• WHAT YOU SHOULD DO
Write out the whole listing exactly.

>>>>>

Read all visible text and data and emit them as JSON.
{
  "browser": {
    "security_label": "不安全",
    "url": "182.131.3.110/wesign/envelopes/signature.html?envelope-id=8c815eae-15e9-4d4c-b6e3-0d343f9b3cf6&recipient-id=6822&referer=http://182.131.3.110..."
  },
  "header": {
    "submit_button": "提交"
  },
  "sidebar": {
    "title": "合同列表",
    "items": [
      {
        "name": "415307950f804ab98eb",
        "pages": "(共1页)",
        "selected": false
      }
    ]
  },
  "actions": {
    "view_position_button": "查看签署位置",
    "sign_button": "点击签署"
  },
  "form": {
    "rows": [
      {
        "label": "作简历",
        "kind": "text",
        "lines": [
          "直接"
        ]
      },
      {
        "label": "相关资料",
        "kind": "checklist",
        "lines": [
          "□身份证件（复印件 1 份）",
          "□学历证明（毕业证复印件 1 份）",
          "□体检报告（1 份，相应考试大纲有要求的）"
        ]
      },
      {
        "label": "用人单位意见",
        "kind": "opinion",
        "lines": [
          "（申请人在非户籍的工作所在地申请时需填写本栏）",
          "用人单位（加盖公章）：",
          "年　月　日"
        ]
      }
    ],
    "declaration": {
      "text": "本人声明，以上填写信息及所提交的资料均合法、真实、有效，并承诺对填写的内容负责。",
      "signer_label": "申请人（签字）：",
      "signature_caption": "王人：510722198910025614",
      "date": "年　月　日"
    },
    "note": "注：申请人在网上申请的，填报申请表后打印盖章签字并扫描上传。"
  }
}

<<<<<

• SOLVED PROBLEM
Read all visible text and data and emit them as JSON.
{
  "browser": {
    "security_label": "不安全",
    "url": "182.131.3.110/wesign/envelopes/signature.html?envelope-id=8c815eae-15e9-4d4c-b6e3-0d343f9b3cf6&recipient-id=6822&referer=http://182.131.3.110..."
  },
  "header": {
    "submit_button": "提交"
  },
  "sidebar": {
    "title": "合同列表",
    "items": [
      {
        "name": "415307950f804ab98eb",
        "pages": "(共1页)",
        "selected": false
      }
    ]
  },
  "actions": {
    "view_position_button": "查看签署位置",
    "sign_button": "点击签署"
  },
  "form": {
    "rows": [
      {
        "label": "作简历",
        "kind": "text",
        "lines": [
          "直接"
        ]
      },
      {
        "label": "相关资料",
        "kind": "checklist",
        "lines": [
          "□身份证件（复印件 1 份）",
          "□学历证明（毕业证复印件 1 份）",
          "□体检报告（1 份，相应考试大纲有要求的）"
        ]
      },
      {
        "label": "用人单位意见",
        "kind": "opinion",
        "lines": [
          "（申请人在非户籍的工作所在地申请时需填写本栏）",
          "用人单位（加盖公章）：",
          "年　月　日"
        ]
      }
    ],
    "declaration": {
      "text": "本人声明，以上填写信息及所提交的资料均合法、真实、有效，并承诺对填写的内容负责。",
      "signer_label": "申请人（签字）：",
      "signature_caption": "王人：510722198910025614",
      "date": "年　月　日"
    },
    "note": "注：申请人在网上申请的，填报申请表后打印盖章签字并扫描上传。"
  }
}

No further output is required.